This story grabbed me and had me listening all day and into the night to finish the story. Cussie Mary Carter, known as either Bluet or Book Lady, lived an amazing life. She lived alone with her father, who works in the coal mines. She wants to help support the family so gets a job with The Pack Horse Library Project. She loves her job and her patrons love her. Unfortunately, those in the town do not feel the same way. They think there is something wrong with her, that she is sick, and she is often refused entry to various places. I loved Cussie. She was an exceptional character who would give her food away to one of her patrons and go hungry herself. She has a huge heart and treats everyone well, even though they do not treat her the best. The love of books and reading shines through with this story. Even though things are difficult, food is scarce, homes have very little and many patrons are illiterate, they still love books and learning. There are a few other things that happen in this story that had me in tears, but I do not want to ruin the story for you. Please make sure that you read the author’s note at the end of the book. The plot and story are very well written and the pace for this story is just right. Some people may think it is a bit slow at times, but for this story, it fits, as that is the way life was in the Appalachians. Overall, this is a wonderful story, full of history, emotion, the love of reading and the strength of the human spirit. I definitely recommend this one.
I listened to the audiobook of this story narrated by Katie Schorr. She had a great voice and her accent and slow drawl enabled me to picture Cussie/Bluet. I could feel her emotion and the immediacy in some of the situations. I enjoyed this story, but I think I enjoyed it even more because of Katie Schorr’s performance.
About the Book: In 1936, tucked deep into the woods of Troublesome Creek, KY, lives blue-skinned 19-year-old Cussy Carter, the last living female of the rare Blue People ancestry. The lonely young Appalachian woman joins the historical Pack Horse Library Project of Kentucky and becomes a librarian, riding across slippery creek beds and up treacherous mountains on her faithful mule to deliver books and other reading material to the impoverished hill people of Eastern Kentucky.
Along her dangerous route, Cussy, known to the mountain folk as Bluet, confronts those suspicious of her damselfly-blue skin and the government’s new book program. She befriends hardscrabble and complex fellow Kentuckians, and is fiercely determined to bring comfort and joy, instill literacy, and give to those who have nothing, a bookly respite, a fleeting retreat to faraway lands.
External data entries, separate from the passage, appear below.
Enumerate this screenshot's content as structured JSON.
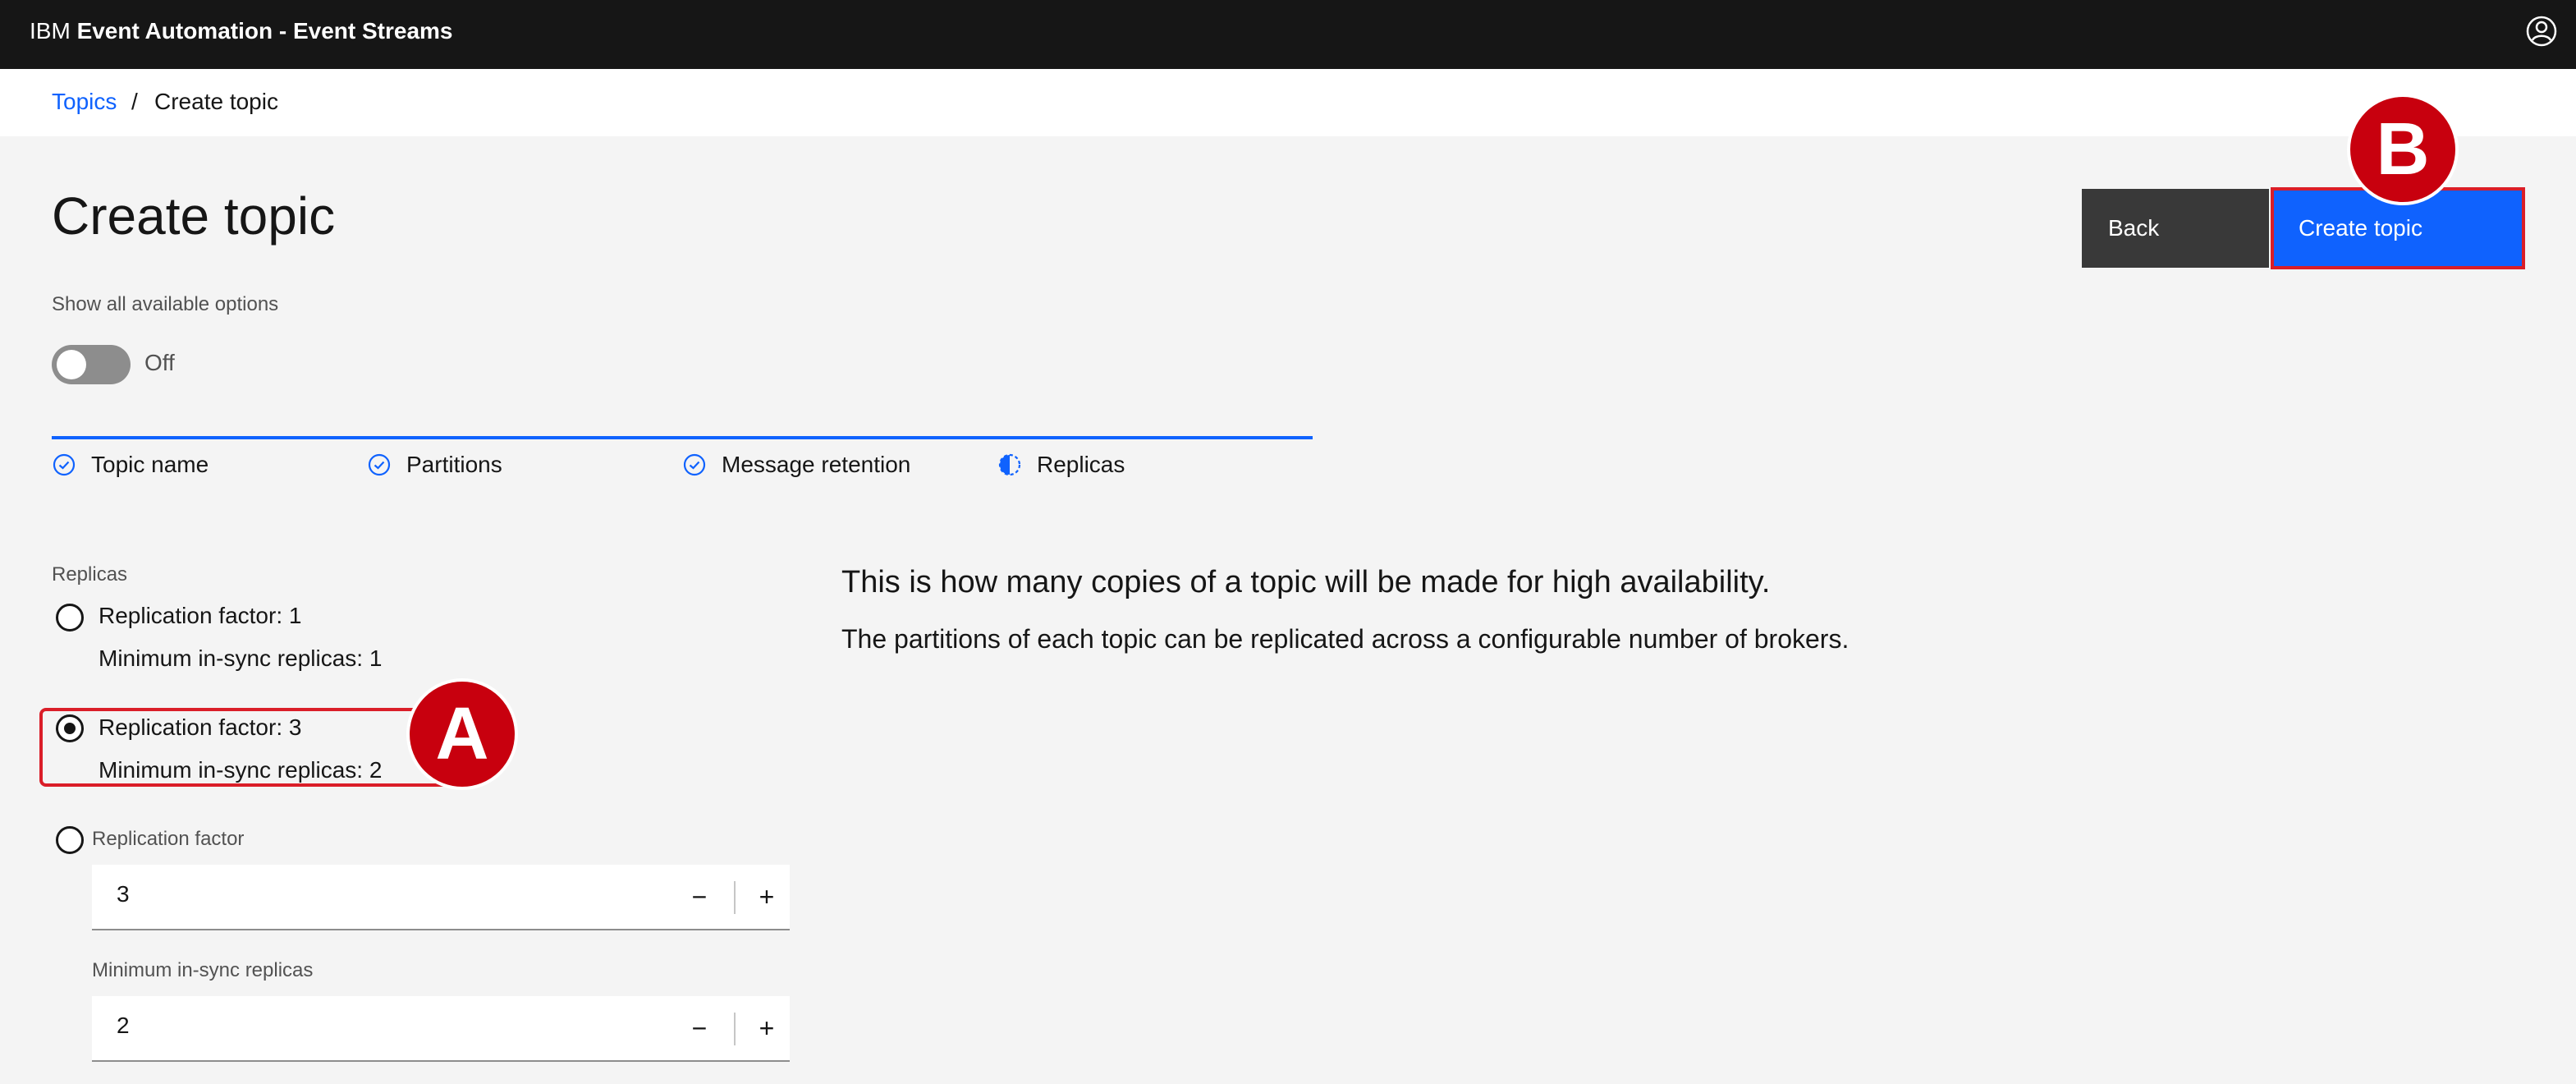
{
  "header": {
    "brand_prefix": "IBM",
    "product": "Event Automation - Event Streams"
  },
  "breadcrumb": {
    "link": "Topics",
    "separator": "/",
    "current": "Create topic"
  },
  "page": {
    "title": "Create topic"
  },
  "actions": {
    "back": "Back",
    "create": "Create topic"
  },
  "toggle": {
    "label": "Show all available options",
    "state": "Off"
  },
  "steps": [
    {
      "label": "Topic name",
      "status": "complete"
    },
    {
      "label": "Partitions",
      "status": "complete"
    },
    {
      "label": "Message retention",
      "status": "complete"
    },
    {
      "label": "Replicas",
      "status": "current"
    }
  ],
  "replicas": {
    "section_label": "Replicas",
    "options": [
      {
        "line1": "Replication factor: 1",
        "line2": "Minimum in-sync replicas: 1",
        "selected": false
      },
      {
        "line1": "Replication factor: 3",
        "line2": "Minimum in-sync replicas: 2",
        "selected": true
      }
    ],
    "custom": {
      "label": "Replication factor",
      "factor_value": "3",
      "min_label": "Minimum in-sync replicas",
      "min_value": "2",
      "minus": "−",
      "plus": "+"
    }
  },
  "description": {
    "heading": "This is how many copies of a topic will be made for high availability.",
    "body": "The partitions of each topic can be replicated across a configurable number of brokers."
  },
  "markers": {
    "a": "A",
    "b": "B"
  },
  "colors": {
    "primary": "#0f62fe",
    "marker": "#c8000e",
    "header": "#161616"
  },
  "icons": {
    "user": "user-avatar-icon",
    "complete": "checkmark-outline-icon",
    "current": "incomplete-icon"
  }
}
The Book Woman of Troublesome Creek is a powerful message about how the written word affects people–a story of hope and heartbreak, raw courage and strength splintered with poverty and oppression, and one woman’s chances beyond the darkly hollows. Inspired by the true and historical blue-skinned people of Kentucky and the brave and dedicated Kentucky Pack Horse library service, The Book Woman of Troublesome Creek showcases a bold and unique tale of the Packhorse Librarians in literary novels — a story of fierce strength and one woman’s belief that books can carry us anywhere — even back home.